- [Problem to work on]: Omit every picture and output the rest of the records exactly as they are.

Provided data: Begin

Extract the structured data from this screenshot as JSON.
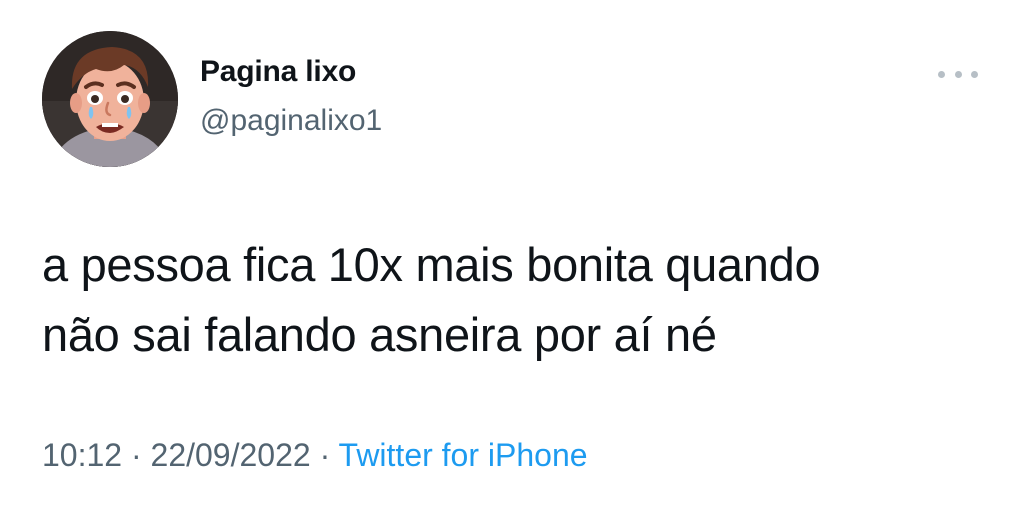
{
  "author": {
    "display_name": "Pagina lixo",
    "handle": "@paginalixo1",
    "avatar_icon": "crying-cartoon-man-avatar"
  },
  "tweet": {
    "lines": [
      "a pessoa fica 10x mais bonita quando",
      "não sai falando asneira por aí né"
    ]
  },
  "meta": {
    "time": "10:12",
    "separator": "·",
    "date": "22/09/2022",
    "source": "Twitter for iPhone"
  },
  "colors": {
    "text": "#0f1419",
    "secondary": "#536471",
    "link": "#1d9bf0",
    "more_dots": "#b7bfc6"
  },
  "icons": {
    "more": "more-horizontal-icon"
  }
}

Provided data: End

- [Response to the exercise]:
Extract the structured data from this screenshot as JSON.
{
  "author": {
    "display_name": "Pagina lixo",
    "handle": "@paginalixo1",
    "avatar_icon": "crying-cartoon-man-avatar"
  },
  "tweet": {
    "lines": [
      "a pessoa fica 10x mais bonita quando",
      "não sai falando asneira por aí né"
    ]
  },
  "meta": {
    "time": "10:12",
    "separator": "·",
    "date": "22/09/2022",
    "source": "Twitter for iPhone"
  },
  "colors": {
    "text": "#0f1419",
    "secondary": "#536471",
    "link": "#1d9bf0",
    "more_dots": "#b7bfc6"
  },
  "icons": {
    "more": "more-horizontal-icon"
  }
}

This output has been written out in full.